And it was Franz Liszt who assigned the pipe organ a programmatic voice in his tone poem Hunnenschlacht (Battle of the Huns) of 1857. The work is based on Friedrich August von Kaulbach’s gigantic mural depicting the battle of Châlons fought in 451 AD, in which the Roman army under the command of Flavius Aetius defeated Attila and the Huns. Considered a decisive Christian military triumph, Liszt casts the organ as the Christian presence, opposing as it were, the heathen hoard.
Franz Liszt: Hunnenschlacht (The Battle of the Huns)
The Konzerthaus in Vienna was originally envisioned as a multi-purpose building. First plans drawn up in 1890 included not only the concert hall but also an ice-skating area and a bicycle club adjacent to an open-air area capable of welcoming 40,000 visitors. In the end a more conservative design was put into action, and the resulting structure featured three concert halls; the Großer Saal, with 1,840 seats, Mozartsaal, with 704 seats, and the Schubertsaal, with 336 seats. Built between 1911 and 1913 in Art Nouveau style, the Konzerthaus also features a large pipe organ by the Austrian firm Rieger. To celebrate the opening of the Vienna Concert House, and to showcase the new organ, Richard Strauss was commissioned to provide the festive music. And characteristically, Strauss responded with a 12-minute work based on hymn-like tunes, celebratory fanfares and majestic organ chords.
Richard Strauss: Festive Prelude for Orchestra with Organ, TrV 229
Nikolai Gogol first published his short story entitled Taras Bulba in 1835. He later reworked it as a prose epic telling the tale of the aging Cossack Taras Bulba who pushes his sons onto the battlefield, only to watch them die before he himself is killed.
Set during the Polish occupation of the Ukraine in the 16th century, Ernest Hemingway called it “one of the ten greatest books of all time,” and Leoš Janáček was drawn to the story because of his belief “that in the whole world there are not fires or tortures strong enough to destroy the vitality of the Russian nation. For the sake of these words, which fell into searing sparks and flames off the stake on which Taras Bulba, the famous hetman of the Cossacks, died, did I compose this rhapsody.” And that strength, capable of overcoming foreign forces and even torture, is unequivocally depicted in the roaring chords streaming from the pipe organ in the concluding movement.
Leoš Janáček: Taras Bulba
Pyotr Ilyich Tchaikovsky completed his programmatic “Manfred Symphony” in September 1885. It is based, as the moniker implies, on Lord Byron’s dramatic poem of 1817. In this archetypal story of a tragic idol of the Romantic imagination, the superhuman hero is mysteriously tortured by guilt.
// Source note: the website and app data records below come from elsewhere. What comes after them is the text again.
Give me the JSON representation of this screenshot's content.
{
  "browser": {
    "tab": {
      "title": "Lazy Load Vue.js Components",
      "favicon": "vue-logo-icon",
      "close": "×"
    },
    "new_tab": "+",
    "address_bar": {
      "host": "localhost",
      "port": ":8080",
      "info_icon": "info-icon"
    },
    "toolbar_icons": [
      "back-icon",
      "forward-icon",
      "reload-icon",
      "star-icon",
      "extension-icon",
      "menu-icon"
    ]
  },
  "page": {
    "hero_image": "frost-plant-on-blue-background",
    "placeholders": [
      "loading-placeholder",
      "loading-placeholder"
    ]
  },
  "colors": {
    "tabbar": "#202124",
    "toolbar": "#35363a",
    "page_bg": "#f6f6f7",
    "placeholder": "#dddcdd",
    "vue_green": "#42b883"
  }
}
He seeks forgiveness in the spiritual world, yet in the end chooses death rather than submitting to religious redemption from sin.
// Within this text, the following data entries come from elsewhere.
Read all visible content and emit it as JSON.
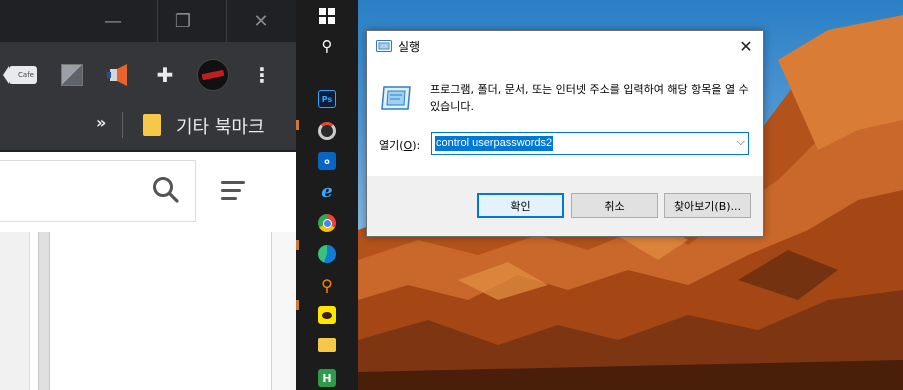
{
  "browser": {
    "window_controls": {
      "minimize": "—",
      "restore": "❐",
      "close": "✕"
    },
    "extensions": {
      "cafe_label": "Cafe",
      "puzzle": "✚",
      "menu": "⋮"
    },
    "bookmarks": {
      "overflow": "»",
      "other_bookmarks_label": "기타 북마크"
    }
  },
  "taskbar": {
    "start_icon": "windows-logo-icon",
    "search_glyph": "⚲",
    "apps": [
      {
        "name": "photoshop",
        "label": "Ps"
      },
      {
        "name": "outlook",
        "label": "o"
      },
      {
        "name": "internet-explorer",
        "label": "e"
      },
      {
        "name": "key-app",
        "label": "⚲"
      },
      {
        "name": "hwp",
        "label": "H"
      }
    ]
  },
  "run_dialog": {
    "title": "실행",
    "close_glyph": "✕",
    "description": "프로그램, 폴더, 문서, 또는 인터넷 주소를 입력하여 해당 항목을 열 수 있습니다.",
    "open_label_prefix": "열기(",
    "open_label_key": "O",
    "open_label_suffix": "):",
    "input_value": "control userpasswords2",
    "dropdown_glyph": "⌵",
    "buttons": {
      "ok": "확인",
      "cancel": "취소",
      "browse": "찾아보기(B)..."
    }
  }
}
The idea of the superhuman as a goal for humanity itself resonated not only in the philosophical musings of Friedrich Nietzsche, it also fired Tchaikovsky’s musical imagination. Immediately after finishing the score, Tchaikovsky called it “my best symphonic composition,” but shortly thereafter changed his mind and said, “I loathe it deeply, with the exception of the first movement.” That violent swing of opinion has persisted throughout. Toscanini called it “one of Tchaikovsky’s most brilliant and inspired works,” while Leonard Bernstein simply referred to it as “trash.” But when you listen to the exuberant finale with its theatrical organ entry, you easily get a sense of Tchaikovsky’s dramatic and orchestral mastery.
Pyotr Ilyich Tchaikovsky: Manfred Symphony, Op. 58 “Allegro con fuoco”